{
u
}
;

...

Topological sort algorithm (11)

Step 7

final pass through while loop:

Assign label 8 to
F

a

There are no remaining
v
s

to delete
E

from

22

CS1022

...

label

:=

label

+ 1
;

u

:=
a vertex with
A
(
u
)

assign label to
u
;

for

each unlabelled vertex
v

V

do

A
(
v
) :=

A
(
v
)



{
u
}
;

...

Topological sort algorithm (12)

Algorithm found one possible consistent labelling:

H
,
C
,
B
,
A
,
D
,
G
,
E
,
F

This gives an order in which modules can be taken

Consistent with pre
-
requisites

23

CS1022

A

B

C

D

E

H

G

F

Some remarks

Algorithm analysed a graph and ordered vertices

“Sort” vertices based on incidence of arcs

Approach was exhaustive...

However, it did not try all traversals of the digraph

It relied on visiting vertices (labelling them) in some
order

Why should you care?

If you ever need to perform similar process you can (you
should!) re
-
use the algorithm

Algorithm can be implemented in different languages

24

CS1022

R.
Haggarty
. “Discrete Mathematics for
Computing”. Pearson Education Ltd.
2002. (Chapter 8)

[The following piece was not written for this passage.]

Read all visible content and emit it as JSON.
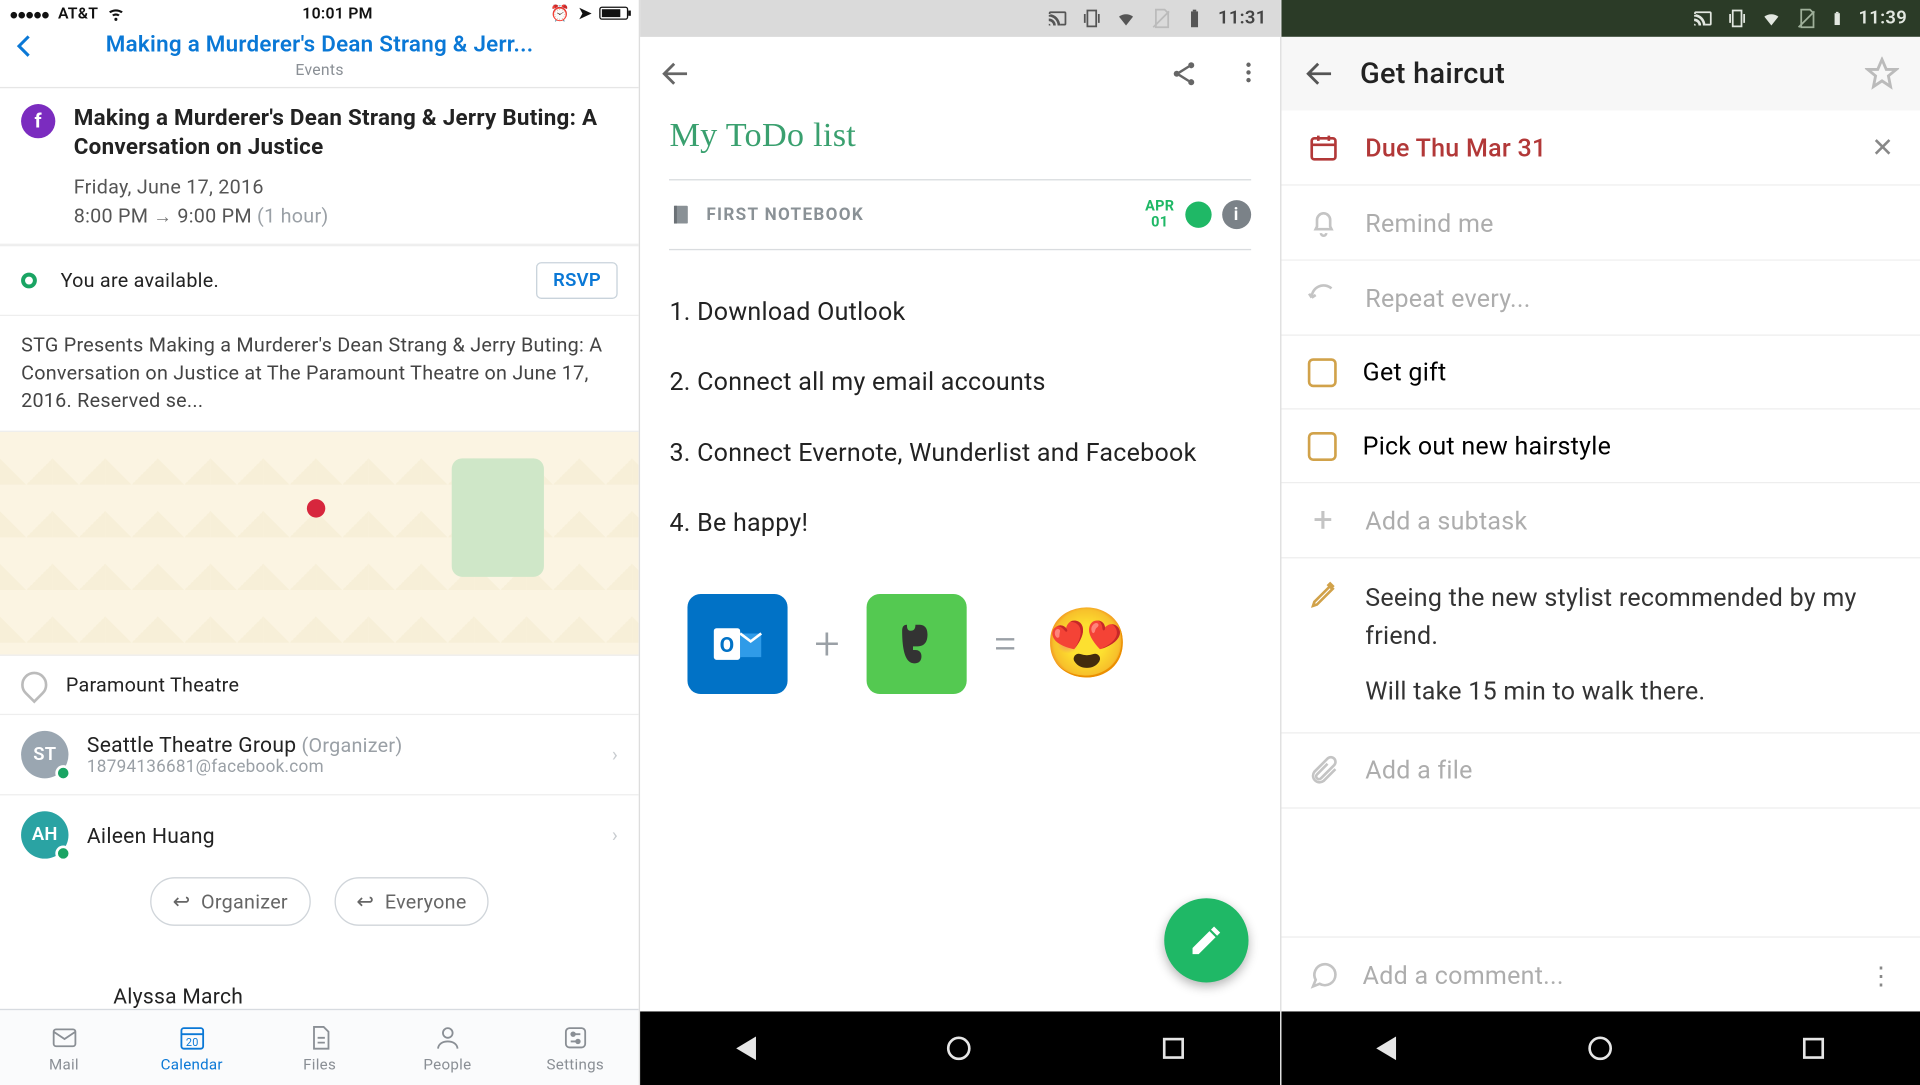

Wikipedia’s entry on directed graphs

Wikibooks entry on graph theory

25

CS1022